Samoa caretaker PM continues to defy Supreme Court


Samoa’s caretaker prime minister, Tuila’epa Sa’ilele Malielegaoi, is risking jail time as he continues to defy a court order to convene Parliament.

The judiciary is warning anyone who stands in the way of its ruling could face criminal penalties.

Tuila’epa’s announcement last night also included a warning to the judiciary that it was over-reaching its powers by seeking to limit his own, reports the Samoa Observer.

The publication reported Tuila’epa saying that one arm of Government should not “like Hitler” seek to assert its authority over another.

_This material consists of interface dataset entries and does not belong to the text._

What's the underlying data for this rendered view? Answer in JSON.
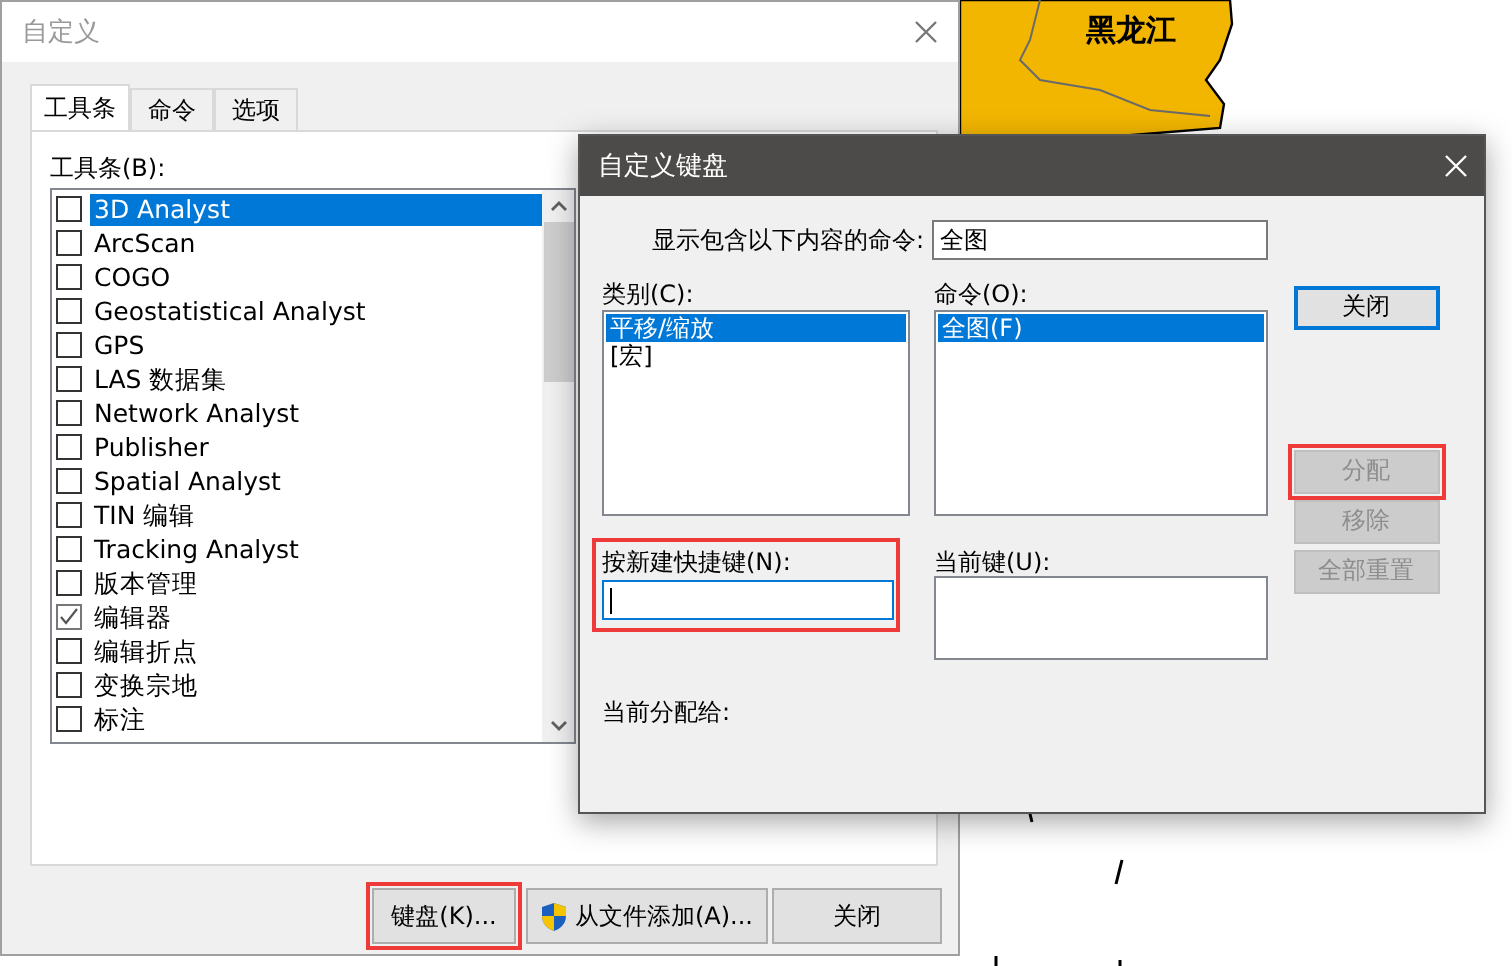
{
  "map": {
    "labels": [
      "黑龙江"
    ]
  },
  "customize_dialog": {
    "title": "自定义",
    "tabs": [
      {
        "label": "工具条",
        "selected": true
      },
      {
        "label": "命令",
        "selected": false
      },
      {
        "label": "选项",
        "selected": false
      }
    ],
    "toolbars_label": "工具条(B):",
    "toolbars": [
      {
        "label": "3D Analyst",
        "checked": false,
        "selected": true
      },
      {
        "label": "ArcScan",
        "checked": false,
        "selected": false
      },
      {
        "label": "COGO",
        "checked": false,
        "selected": false
      },
      {
        "label": "Geostatistical Analyst",
        "checked": false,
        "selected": false
      },
      {
        "label": "GPS",
        "checked": false,
        "selected": false
      },
      {
        "label": "LAS 数据集",
        "checked": false,
        "selected": false
      },
      {
        "label": "Network Analyst",
        "checked": false,
        "selected": false
      },
      {
        "label": "Publisher",
        "checked": false,
        "selected": false
      },
      {
        "label": "Spatial Analyst",
        "checked": false,
        "selected": false
      },
      {
        "label": "TIN 编辑",
        "checked": false,
        "selected": false
      },
      {
        "label": "Tracking Analyst",
        "checked": false,
        "selected": false
      },
      {
        "label": "版本管理",
        "checked": false,
        "selected": false
      },
      {
        "label": "编辑器",
        "checked": true,
        "selected": false
      },
      {
        "label": "编辑折点",
        "checked": false,
        "selected": false
      },
      {
        "label": "变换宗地",
        "checked": false,
        "selected": false
      },
      {
        "label": "标注",
        "checked": false,
        "selected": false
      }
    ],
    "buttons": [
      {
        "label": "键盘(K)...",
        "kind": "plain",
        "highlighted": true
      },
      {
        "label": "从文件添加(A)...",
        "kind": "shield",
        "highlighted": false
      },
      {
        "label": "关闭",
        "kind": "plain",
        "highlighted": false
      }
    ]
  },
  "keyboard_dialog": {
    "title": "自定义键盘",
    "filter_label": "显示包含以下内容的命令:",
    "filter_value": "全图",
    "categories_label": "类别(C):",
    "categories": [
      {
        "label": "平移/缩放",
        "selected": true
      },
      {
        "label": "[宏]",
        "selected": false
      }
    ],
    "commands_label": "命令(O):",
    "commands": [
      {
        "label": "全图(F)",
        "selected": true
      }
    ],
    "new_shortcut": {
      "label": "按新建快捷键(N):",
      "focused": true,
      "highlighted": true
    },
    "current_keys_label": "当前键(U):",
    "assigned_to_label": "当前分配给:",
    "buttons": [
      {
        "label": "关闭",
        "disabled": false,
        "default": true,
        "highlighted": false
      },
      {
        "label": "分配",
        "disabled": true,
        "default": false,
        "highlighted": true
      },
      {
        "label": "移除",
        "disabled": true,
        "default": false,
        "highlighted": false
      },
      {
        "label": "全部重置",
        "disabled": true,
        "default": false,
        "highlighted": false
      }
    ]
  }
}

He has instead insisted that Parliament can only be “properly constituted” after petitions, by-elections, and the invoking, if necessary, of a requirement that at least six women MPs be in Parliament.

Tuila’epa’s caretaker government appears likely to face further legal challenges after announcing on Tuesday that they had the power to obtain funding for Ministries’ budgets for the new fiscal year despite Parliament not sitting.

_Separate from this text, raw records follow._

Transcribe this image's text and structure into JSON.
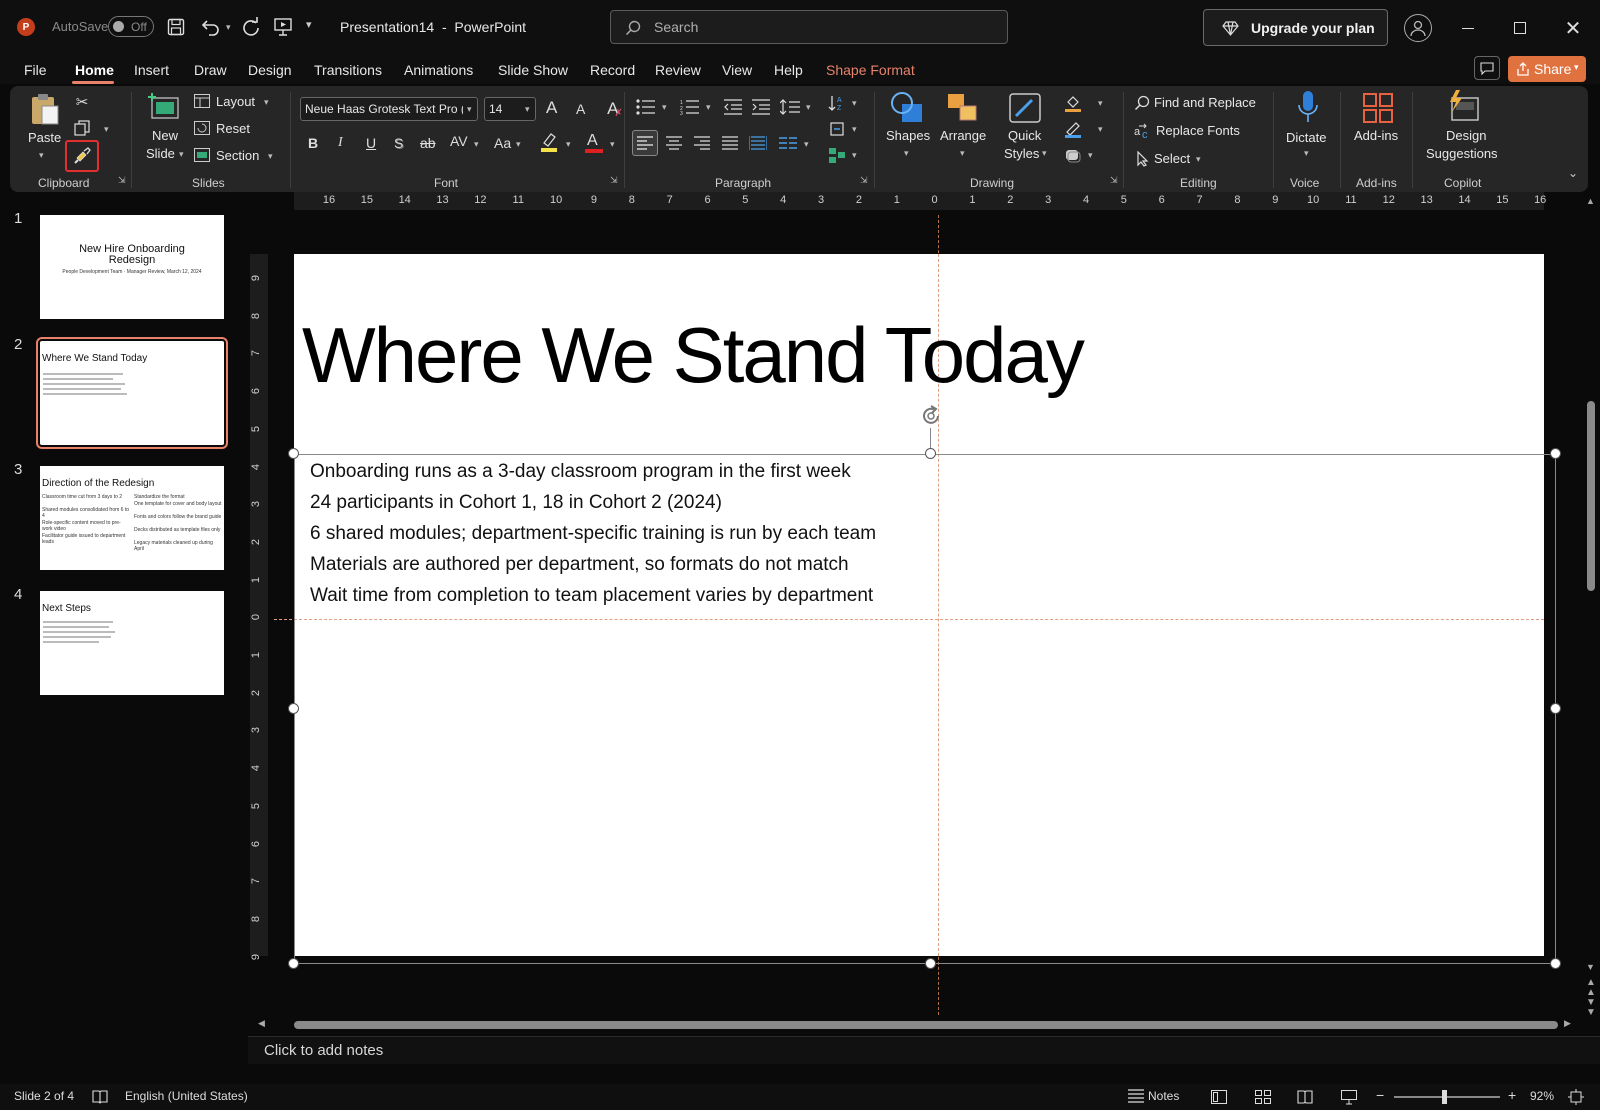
{
  "titlebar": {
    "autosave_label": "AutoSave",
    "autosave_state": "Off",
    "doc_title": "Presentation14",
    "app_name": "PowerPoint",
    "title_sep": "-",
    "search_placeholder": "Search",
    "upgrade_label": "Upgrade your plan"
  },
  "menu": {
    "tabs": [
      "File",
      "Home",
      "Insert",
      "Draw",
      "Design",
      "Transitions",
      "Animations",
      "Slide Show",
      "Record",
      "Review",
      "View",
      "Help",
      "Shape Format"
    ],
    "active": "Home",
    "share_label": "Share"
  },
  "ribbon": {
    "clipboard": {
      "paste": "Paste",
      "group": "Clipboard"
    },
    "slides": {
      "new_slide_1": "New",
      "new_slide_2": "Slide",
      "layout": "Layout",
      "reset": "Reset",
      "section": "Section",
      "group": "Slides"
    },
    "font": {
      "font_name": "Neue Haas Grotesk Text Pro (B",
      "font_size": "14",
      "group": "Font",
      "bold": "B",
      "italic": "I",
      "underline": "U",
      "shadow": "S",
      "strike": "ab",
      "spacing": "AV",
      "case": "Aa",
      "color_a": "A",
      "grow": "A",
      "shrink": "A"
    },
    "paragraph": {
      "group": "Paragraph"
    },
    "drawing": {
      "shapes": "Shapes",
      "arrange": "Arrange",
      "quick_1": "Quick",
      "quick_2": "Styles",
      "group": "Drawing"
    },
    "editing": {
      "find": "Find and Replace",
      "replace": "Replace Fonts",
      "select": "Select",
      "group": "Editing"
    },
    "voice": {
      "dictate": "Dictate",
      "group": "Voice"
    },
    "addins": {
      "label": "Add-ins",
      "group": "Add-ins"
    },
    "copilot": {
      "label_1": "Design",
      "label_2": "Suggestions",
      "group": "Copilot"
    }
  },
  "thumbnails": [
    {
      "num": "1",
      "title": "New Hire Onboarding Redesign",
      "subtitle": "People Development Team · Manager Review, March 12, 2024"
    },
    {
      "num": "2",
      "title": "Where We Stand Today"
    },
    {
      "num": "3",
      "title": "Direction of the Redesign",
      "left": [
        "Classroom time cut from 3 days to 2",
        "Shared modules consolidated from 6 to 4",
        "Role-specific content moved to pre-work video",
        "Facilitator guide issued to department leads"
      ],
      "right": [
        "Standardize the format",
        "One template for cover and body layout",
        "Fonts and colors follow the brand guide",
        "Decks distributed as template files only",
        "Legacy materials cleaned up during April"
      ]
    },
    {
      "num": "4",
      "title": "Next Steps"
    }
  ],
  "rulers": {
    "h_ticks": [
      "16",
      "15",
      "14",
      "13",
      "12",
      "11",
      "10",
      "9",
      "8",
      "7",
      "6",
      "5",
      "4",
      "3",
      "2",
      "1",
      "0",
      "1",
      "2",
      "3",
      "4",
      "5",
      "6",
      "7",
      "8",
      "9",
      "10",
      "11",
      "12",
      "13",
      "14",
      "15",
      "16"
    ],
    "v_ticks": [
      "9",
      "8",
      "7",
      "6",
      "5",
      "4",
      "3",
      "2",
      "1",
      "0",
      "1",
      "2",
      "3",
      "4",
      "5",
      "6",
      "7",
      "8",
      "9"
    ]
  },
  "slide": {
    "title": "Where We Stand Today",
    "bullets": [
      "Onboarding runs as a 3-day classroom program in the first week",
      "24 participants in Cohort 1, 18 in Cohort 2 (2024)",
      "6 shared modules; department-specific training is run by each team",
      "Materials are authored per department, so formats do not match",
      "Wait time from completion to team placement varies by department"
    ]
  },
  "notes": {
    "placeholder": "Click to add notes"
  },
  "status": {
    "slide_info": "Slide 2 of 4",
    "language": "English (United States)",
    "notes_btn": "Notes",
    "zoom": "92%"
  }
}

Meanwhile, the caretaker prime minister is due to face a contempt of court suit Friday.

Tuila’epa, the attorney general Savalenoa Mareva Betham-Annandale, the former speaker of parliament Leaupepe Toleafoa Faafisi and the clerk of the Legislative Assembly Tiatia Graeme Tualaulelei have all been named for their roles in obstructing Parliament from convening on 24 May.

The motion has been brought by the FAST party, which emerged from April’s election with a majority, seeking to have the four cited for contempt of the Supreme Court order on 23 May calling for Parliament to sit the following day and MP’s to be sworn in.

The court has free reign in penalising such cases ranging from censure to fines up to imprisonment.

According to a prominent lawyer and former attorney general acting for FAST, Taulapapa Brenda Heather-Latu, the caretaker prime minister and the attorney general are being cited for the more serious ‘scandalising the court’ which she said is of a criminal nature.

The clerk and former speaker are to answer to motions more civil in nature, said Taulapapa.